John McCrillis, Dartmouth Class of 1919, was born January 11, 1897. He was a member of Sigma Alpha Epsilon fraternity, Dartmouth Outing Club, the Dartmouth Ski Team and the Dartmouth Forensic Union. He received a B.S. in Physics in 1919 from the College. He married Hester Cooper in 1924. He was a teacher at Moran School (1919-1924), Deputy Clerk of New Hampshire (1925-1935), Clerk of Superior Court of New Hampshire (1935-1966), and Vice President of McCrillis & Eldredge Insurance Inc. from 1965. He was inducted into the Ski Hall of Fame in 1966 for his contributions and pioneering efforts to the sport. His father, John McCrillis, son, John Cooper McCrillis, grandson, John M. Eldredge, and son-in-law, H. Newcomb Eldredge, all graduated from Dartmouth. McCrillis died February 26, 1991 at 94 years of age.

Harold Nichols, Dartmouth Class of 1919, was a member of Sigma Alpha Epsilon fraternity, Phi Beta Kappa, and at one time leader of the Dartmouth College Orchestra. He taught radio in the Dartmouth Training Detachment, U.S. Army during World War I. His business associations were with the American Woolen Company, Biddle and Smart, and the Rust Craft Publishing Company. His son, H. Foster Nichols, was Dartmouth Class of 1950. Harold Nichols died December 14, 1947.

Norman Richardson, Dartmouth Class of 1920, was born on August 12, 1898 in Laconia, New Hampshire. He was a member of Psi Upsilon fraternity, Casque & Gauntlet, and Phi Beta Kappa. His business associations were with Rufus W. Scott Company and Tubize-Chatillion Company. He served in World War I for the U.S. Navy, and as a selectman for the Town of Gilford (New Hampshire). His uncle, Carl H. Richardson, and son, Fred W. Richardson, both graduated from Dartmouth. Richardson died on August 16, 1963 at 65 years of age.

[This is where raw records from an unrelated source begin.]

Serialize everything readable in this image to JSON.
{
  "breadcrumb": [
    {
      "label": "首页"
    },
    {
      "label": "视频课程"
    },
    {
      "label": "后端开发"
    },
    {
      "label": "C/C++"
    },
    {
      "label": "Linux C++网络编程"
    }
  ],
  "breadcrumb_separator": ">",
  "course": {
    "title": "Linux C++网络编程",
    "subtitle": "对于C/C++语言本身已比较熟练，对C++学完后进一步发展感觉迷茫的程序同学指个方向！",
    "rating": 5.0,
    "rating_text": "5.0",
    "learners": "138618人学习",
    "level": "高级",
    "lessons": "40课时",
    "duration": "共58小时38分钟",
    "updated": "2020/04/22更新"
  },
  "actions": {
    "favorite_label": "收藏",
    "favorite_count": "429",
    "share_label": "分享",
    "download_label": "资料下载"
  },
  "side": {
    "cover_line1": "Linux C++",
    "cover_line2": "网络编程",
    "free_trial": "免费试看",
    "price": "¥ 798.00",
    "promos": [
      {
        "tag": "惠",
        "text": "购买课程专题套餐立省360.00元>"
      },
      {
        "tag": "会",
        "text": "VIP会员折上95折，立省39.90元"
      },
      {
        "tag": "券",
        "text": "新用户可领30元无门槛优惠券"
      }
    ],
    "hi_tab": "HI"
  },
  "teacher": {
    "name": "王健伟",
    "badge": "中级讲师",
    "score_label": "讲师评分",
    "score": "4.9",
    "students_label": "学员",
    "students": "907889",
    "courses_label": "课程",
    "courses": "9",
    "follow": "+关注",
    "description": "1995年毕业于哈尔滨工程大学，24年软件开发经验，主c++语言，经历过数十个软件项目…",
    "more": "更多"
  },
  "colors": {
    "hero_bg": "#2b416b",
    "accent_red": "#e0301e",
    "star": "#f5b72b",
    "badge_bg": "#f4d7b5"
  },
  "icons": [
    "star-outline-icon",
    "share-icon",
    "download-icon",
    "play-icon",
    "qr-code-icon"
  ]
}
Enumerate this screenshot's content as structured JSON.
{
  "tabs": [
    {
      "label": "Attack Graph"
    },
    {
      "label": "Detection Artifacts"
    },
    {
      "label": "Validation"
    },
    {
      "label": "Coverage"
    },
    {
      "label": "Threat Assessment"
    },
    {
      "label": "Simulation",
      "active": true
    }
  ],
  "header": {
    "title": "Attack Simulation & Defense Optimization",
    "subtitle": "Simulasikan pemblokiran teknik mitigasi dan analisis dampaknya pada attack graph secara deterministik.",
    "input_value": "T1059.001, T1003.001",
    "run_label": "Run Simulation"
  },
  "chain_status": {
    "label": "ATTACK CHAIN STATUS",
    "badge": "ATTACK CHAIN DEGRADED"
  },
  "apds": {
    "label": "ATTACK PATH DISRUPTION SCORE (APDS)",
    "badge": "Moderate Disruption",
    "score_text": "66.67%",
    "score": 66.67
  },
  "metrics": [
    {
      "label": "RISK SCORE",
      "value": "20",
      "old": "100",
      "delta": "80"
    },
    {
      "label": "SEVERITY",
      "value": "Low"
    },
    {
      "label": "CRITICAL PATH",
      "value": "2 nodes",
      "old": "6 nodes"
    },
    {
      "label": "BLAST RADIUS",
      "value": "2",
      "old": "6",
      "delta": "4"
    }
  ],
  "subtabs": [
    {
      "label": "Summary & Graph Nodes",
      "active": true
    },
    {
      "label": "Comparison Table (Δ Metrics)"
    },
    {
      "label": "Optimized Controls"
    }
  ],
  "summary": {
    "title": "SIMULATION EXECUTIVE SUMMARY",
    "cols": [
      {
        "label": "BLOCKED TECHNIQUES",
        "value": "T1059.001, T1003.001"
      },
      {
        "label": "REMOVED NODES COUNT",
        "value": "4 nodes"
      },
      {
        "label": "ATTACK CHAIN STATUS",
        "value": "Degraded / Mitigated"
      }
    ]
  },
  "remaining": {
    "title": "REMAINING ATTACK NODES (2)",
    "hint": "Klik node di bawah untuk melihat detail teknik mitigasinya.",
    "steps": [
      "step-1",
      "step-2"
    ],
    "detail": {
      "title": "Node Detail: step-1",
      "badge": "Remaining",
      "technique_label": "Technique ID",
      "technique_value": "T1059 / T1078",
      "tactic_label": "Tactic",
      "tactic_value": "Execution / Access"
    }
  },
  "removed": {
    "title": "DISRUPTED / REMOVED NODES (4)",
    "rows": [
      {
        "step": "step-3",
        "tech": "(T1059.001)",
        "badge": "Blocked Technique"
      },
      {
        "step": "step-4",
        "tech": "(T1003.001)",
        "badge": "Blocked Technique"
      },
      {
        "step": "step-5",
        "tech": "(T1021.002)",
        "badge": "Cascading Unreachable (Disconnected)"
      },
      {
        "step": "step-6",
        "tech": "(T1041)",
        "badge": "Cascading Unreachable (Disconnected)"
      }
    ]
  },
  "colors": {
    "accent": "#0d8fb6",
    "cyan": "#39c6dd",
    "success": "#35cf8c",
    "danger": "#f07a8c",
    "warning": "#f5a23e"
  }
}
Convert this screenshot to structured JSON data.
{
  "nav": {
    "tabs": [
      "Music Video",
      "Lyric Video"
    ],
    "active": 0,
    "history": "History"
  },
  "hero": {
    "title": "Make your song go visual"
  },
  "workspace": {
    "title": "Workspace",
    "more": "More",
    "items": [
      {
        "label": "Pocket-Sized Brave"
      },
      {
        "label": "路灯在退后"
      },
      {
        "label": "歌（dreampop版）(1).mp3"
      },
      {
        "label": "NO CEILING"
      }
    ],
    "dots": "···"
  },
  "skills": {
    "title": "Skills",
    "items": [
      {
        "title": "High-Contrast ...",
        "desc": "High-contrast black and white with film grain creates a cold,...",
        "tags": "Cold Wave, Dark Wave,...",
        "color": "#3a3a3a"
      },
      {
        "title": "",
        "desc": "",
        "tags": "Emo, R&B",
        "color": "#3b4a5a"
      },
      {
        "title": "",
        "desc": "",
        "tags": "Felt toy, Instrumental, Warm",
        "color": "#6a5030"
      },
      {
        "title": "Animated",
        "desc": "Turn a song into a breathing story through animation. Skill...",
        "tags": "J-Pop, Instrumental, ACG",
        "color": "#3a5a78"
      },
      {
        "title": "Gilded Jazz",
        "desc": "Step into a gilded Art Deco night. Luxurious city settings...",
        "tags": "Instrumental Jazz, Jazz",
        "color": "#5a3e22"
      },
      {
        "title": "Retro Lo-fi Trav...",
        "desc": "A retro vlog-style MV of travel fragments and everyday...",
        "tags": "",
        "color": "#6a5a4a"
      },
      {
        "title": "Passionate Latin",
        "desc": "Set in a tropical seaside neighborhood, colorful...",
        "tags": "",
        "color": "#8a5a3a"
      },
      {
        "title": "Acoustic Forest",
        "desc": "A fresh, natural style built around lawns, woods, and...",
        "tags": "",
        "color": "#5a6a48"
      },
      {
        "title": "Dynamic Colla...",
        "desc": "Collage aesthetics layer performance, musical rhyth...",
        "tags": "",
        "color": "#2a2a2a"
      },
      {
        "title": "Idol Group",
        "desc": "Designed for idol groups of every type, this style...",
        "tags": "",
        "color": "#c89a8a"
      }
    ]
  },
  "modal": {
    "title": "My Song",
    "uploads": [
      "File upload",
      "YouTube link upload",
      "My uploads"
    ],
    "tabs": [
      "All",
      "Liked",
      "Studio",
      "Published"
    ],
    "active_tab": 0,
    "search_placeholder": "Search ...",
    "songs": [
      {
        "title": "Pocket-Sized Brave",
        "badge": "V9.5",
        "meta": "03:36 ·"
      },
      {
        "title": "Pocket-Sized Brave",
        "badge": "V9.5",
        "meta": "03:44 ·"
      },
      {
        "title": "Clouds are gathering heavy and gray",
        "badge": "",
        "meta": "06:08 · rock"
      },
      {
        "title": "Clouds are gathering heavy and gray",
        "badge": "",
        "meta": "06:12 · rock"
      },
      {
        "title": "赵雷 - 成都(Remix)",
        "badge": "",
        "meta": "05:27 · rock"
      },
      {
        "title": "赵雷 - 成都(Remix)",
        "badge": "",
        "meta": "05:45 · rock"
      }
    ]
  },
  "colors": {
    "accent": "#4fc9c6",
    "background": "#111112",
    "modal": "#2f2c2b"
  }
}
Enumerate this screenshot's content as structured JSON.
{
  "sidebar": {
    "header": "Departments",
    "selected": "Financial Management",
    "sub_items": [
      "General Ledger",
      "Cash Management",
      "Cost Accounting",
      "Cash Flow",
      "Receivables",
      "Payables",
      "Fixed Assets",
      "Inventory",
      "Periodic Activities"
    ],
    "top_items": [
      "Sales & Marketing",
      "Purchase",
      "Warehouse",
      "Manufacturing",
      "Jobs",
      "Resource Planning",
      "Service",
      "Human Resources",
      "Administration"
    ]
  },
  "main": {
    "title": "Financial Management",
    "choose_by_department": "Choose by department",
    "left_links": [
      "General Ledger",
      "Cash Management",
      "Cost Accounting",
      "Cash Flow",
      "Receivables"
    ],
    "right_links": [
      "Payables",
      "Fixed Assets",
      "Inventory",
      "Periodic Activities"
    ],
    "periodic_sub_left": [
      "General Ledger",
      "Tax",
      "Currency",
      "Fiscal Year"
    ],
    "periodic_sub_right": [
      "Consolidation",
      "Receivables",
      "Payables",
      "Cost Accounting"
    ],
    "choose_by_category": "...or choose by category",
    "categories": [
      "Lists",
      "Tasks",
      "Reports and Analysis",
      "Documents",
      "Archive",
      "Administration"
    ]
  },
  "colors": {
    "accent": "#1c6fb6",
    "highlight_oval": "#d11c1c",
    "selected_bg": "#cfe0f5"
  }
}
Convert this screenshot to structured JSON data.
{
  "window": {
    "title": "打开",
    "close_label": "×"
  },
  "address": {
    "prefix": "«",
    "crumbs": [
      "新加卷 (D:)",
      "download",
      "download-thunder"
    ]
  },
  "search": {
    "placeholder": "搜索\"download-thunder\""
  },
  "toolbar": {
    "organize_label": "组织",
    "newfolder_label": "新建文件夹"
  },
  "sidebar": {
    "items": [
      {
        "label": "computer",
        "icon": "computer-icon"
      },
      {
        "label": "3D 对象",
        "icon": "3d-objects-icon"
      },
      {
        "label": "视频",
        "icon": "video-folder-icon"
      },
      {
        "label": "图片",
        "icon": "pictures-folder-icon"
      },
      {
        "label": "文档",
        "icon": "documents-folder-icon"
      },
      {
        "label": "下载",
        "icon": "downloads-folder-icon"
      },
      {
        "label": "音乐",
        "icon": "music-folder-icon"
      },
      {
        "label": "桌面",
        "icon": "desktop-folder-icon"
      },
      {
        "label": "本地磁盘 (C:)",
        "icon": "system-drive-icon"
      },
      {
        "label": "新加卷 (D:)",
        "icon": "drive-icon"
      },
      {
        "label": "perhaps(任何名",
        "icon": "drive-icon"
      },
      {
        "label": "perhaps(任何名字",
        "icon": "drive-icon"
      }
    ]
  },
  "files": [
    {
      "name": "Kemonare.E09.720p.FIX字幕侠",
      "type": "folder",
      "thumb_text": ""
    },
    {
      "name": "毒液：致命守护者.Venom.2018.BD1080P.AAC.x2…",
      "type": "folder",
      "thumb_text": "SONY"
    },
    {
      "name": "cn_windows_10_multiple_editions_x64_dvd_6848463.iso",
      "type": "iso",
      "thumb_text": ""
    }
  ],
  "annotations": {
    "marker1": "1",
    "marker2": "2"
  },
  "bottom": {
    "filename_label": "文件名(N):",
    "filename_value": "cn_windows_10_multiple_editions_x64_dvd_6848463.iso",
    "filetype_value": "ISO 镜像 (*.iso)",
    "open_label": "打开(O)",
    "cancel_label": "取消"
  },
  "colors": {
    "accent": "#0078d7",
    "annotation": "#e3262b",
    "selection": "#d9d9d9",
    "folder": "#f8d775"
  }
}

Kenneth Spalding, Dartmouth Class of 1920, was born on July 22, 1897 in Brooklyn, New York. He was a member of Chi Phi fraternity (now Chi Heorot) and attended Tuck School his senior year, graduating with a B.S. degree in 1920. He married Hildegard (Hilda) Luce in 1922. He received an AMP degree from Harvard in 1948. His son, Samuel Luce Spalding, and grandson, Philip C. Spalding, both graduated from Dartmouth. He worked as assistant to the president of the American Optical Company, and at the time of his retirement in 1962 was president and chairman of the board of Hodgson Houses in Southbridge, Massachusetts. He died August 8, 1977 at 80 years of age.

Found in 1 Collection or Record:

"The Tribunal" records

Identifier: MS-931
Overview Papers of “The Tribunal.” Consist of twelve volumes of letters written by five members of the classes of 1919 and 1920, documenting how these men and their families, collectively known as “The Tribunal,” maintained communications between 1919 and 1975 through a system of round-robin letters. The volumes include written correspondence, newspaper clippings, and photographs.